Nurses have an ethical obligation to act as advocates for their patients in clinical settings. They protect patients’ autonomy, voice their concerns, and fight for justice on behalf of the patient. Nurses spend significant time with patients, which establishes a strong connection and makes them uniquely positioned to promote patient autonomy. Nurses act as patient advocates by ensuring patients understand their treatment plans, procedures, and medications. However, pre-licensure education often lacks specific training on patient advocacy, which can hinder nurses from effectively fulfilling their roles as advocates.
The term “patient” derives from the root meaning “one who suffers.” While some individuals may have concerns about the use of this term due to dignity issues, it is widely accepted and used across the healthcare system. Long-term care facilities may use the term “resident” instead of “patient.” In the healthcare context, “patient” is distinct and specific to the individuals receiving care. However, if a patient prefers to be referred to as a “client,” nurses should respect their preference and use the term interchangeably. Building rapport and respecting individual preferences are important aspects of nursing practice.
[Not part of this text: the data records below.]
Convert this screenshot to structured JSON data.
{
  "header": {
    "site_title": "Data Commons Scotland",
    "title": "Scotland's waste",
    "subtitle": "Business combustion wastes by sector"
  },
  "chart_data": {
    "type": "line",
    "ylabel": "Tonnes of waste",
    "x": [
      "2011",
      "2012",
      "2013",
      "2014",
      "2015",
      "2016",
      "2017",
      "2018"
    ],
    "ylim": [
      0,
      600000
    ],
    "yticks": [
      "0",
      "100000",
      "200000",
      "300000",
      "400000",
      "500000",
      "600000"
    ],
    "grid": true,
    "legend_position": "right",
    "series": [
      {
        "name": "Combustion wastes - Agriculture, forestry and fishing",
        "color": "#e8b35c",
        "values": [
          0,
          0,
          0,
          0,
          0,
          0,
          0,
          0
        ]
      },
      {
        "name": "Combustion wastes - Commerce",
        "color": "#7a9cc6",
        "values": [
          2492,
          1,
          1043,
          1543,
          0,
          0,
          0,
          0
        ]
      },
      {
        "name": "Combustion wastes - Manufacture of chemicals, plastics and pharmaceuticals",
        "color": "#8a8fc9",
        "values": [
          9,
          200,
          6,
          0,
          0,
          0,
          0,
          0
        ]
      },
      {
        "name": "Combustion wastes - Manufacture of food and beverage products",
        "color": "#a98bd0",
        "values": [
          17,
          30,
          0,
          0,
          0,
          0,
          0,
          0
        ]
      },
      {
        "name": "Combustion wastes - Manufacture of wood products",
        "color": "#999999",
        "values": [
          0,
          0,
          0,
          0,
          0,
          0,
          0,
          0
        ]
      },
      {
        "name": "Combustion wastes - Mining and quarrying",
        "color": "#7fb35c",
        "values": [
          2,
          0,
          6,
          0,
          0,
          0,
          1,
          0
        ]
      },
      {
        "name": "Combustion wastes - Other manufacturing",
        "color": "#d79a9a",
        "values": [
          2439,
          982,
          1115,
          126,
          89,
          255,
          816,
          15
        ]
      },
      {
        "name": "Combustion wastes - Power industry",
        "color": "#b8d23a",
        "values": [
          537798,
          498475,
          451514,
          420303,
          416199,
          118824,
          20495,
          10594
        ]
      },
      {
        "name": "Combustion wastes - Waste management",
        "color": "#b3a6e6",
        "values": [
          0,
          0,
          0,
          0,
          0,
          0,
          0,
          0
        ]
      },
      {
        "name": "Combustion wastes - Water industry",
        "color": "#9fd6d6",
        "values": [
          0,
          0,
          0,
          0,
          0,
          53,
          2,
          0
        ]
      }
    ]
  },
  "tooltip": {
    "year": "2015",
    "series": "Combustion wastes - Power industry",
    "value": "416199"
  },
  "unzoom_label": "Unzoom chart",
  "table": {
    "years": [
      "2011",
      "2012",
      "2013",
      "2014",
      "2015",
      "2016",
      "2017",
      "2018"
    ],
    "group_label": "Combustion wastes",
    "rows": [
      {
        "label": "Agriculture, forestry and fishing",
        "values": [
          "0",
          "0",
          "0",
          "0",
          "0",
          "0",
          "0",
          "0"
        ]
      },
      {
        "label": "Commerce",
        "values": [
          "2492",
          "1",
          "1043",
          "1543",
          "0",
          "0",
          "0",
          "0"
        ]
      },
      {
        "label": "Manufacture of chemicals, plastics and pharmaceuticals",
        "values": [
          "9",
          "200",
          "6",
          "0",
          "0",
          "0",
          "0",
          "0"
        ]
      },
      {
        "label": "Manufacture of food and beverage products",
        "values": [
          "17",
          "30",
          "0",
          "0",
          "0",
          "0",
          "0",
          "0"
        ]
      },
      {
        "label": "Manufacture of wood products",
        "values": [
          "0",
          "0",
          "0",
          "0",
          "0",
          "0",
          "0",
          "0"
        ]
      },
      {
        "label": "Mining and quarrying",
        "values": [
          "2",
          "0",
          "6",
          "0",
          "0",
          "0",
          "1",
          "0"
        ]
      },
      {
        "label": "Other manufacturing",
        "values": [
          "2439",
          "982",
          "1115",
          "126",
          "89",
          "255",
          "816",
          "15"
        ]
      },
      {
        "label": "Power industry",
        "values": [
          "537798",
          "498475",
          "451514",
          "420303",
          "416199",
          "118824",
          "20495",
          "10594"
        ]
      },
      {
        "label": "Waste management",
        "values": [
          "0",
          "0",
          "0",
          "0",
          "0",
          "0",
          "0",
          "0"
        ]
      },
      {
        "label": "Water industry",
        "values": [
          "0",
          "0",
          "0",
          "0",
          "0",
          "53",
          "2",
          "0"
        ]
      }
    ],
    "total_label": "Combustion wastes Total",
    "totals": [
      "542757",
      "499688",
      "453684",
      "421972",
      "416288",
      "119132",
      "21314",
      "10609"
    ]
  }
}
The American Nurses Association (ANA) prefers the term “patient” to refer to individuals receiving nursing care. The term “client” implies a more business or consultation relationship, which may not accurately reflect the nature of nursing care. “Patient” encompasses a broader range of individuals and groups who receive nursing care and aligns with the ethical obligations of nurses. The terms “client,” “consumer,” or “customer” can imply a market-oriented approach to care, which may not be appropriate in the healthcare context.
In the classroom management video, several issues were observed. The students displayed a lack of respect for the teacher and engaged in distracting behaviors such as using phones, wearing headphones, and juggling papers. The teacher’s monotonous voice and lack of preparation also contributed to the disengagement of students. To address these issues, the instructor should establish clear expectations for behavior, maintain an engaging and enthusiastic teaching style, encourage student participation and dialogue, and handle misconduct privately to promote a positive learning environment.
The video on classroom management highlighted several issues, including a student arriving late and making a rude remark, students using phones and wearing headphones, and a student engaging in disruptive behavior. It is essential for educators to address these behaviors in a manner that maintains a focus on the learning experience and avoids escalation. Understanding potential reasons behind the behavior, such as unexpected circumstances, can help approach the situation with empathy. Responding to annoying behaviors while remaining grounded in the learning experience is crucial for effective classroom management.
In conclusion, as a medical professor, my role is to create assignments, conduct lectures, evaluate student performance, and provide feedback. By addressing these questions, I have provided insights on patient advocacy, the use of terms such as “patient” or “client” in healthcare, and strategies for effective classroom management.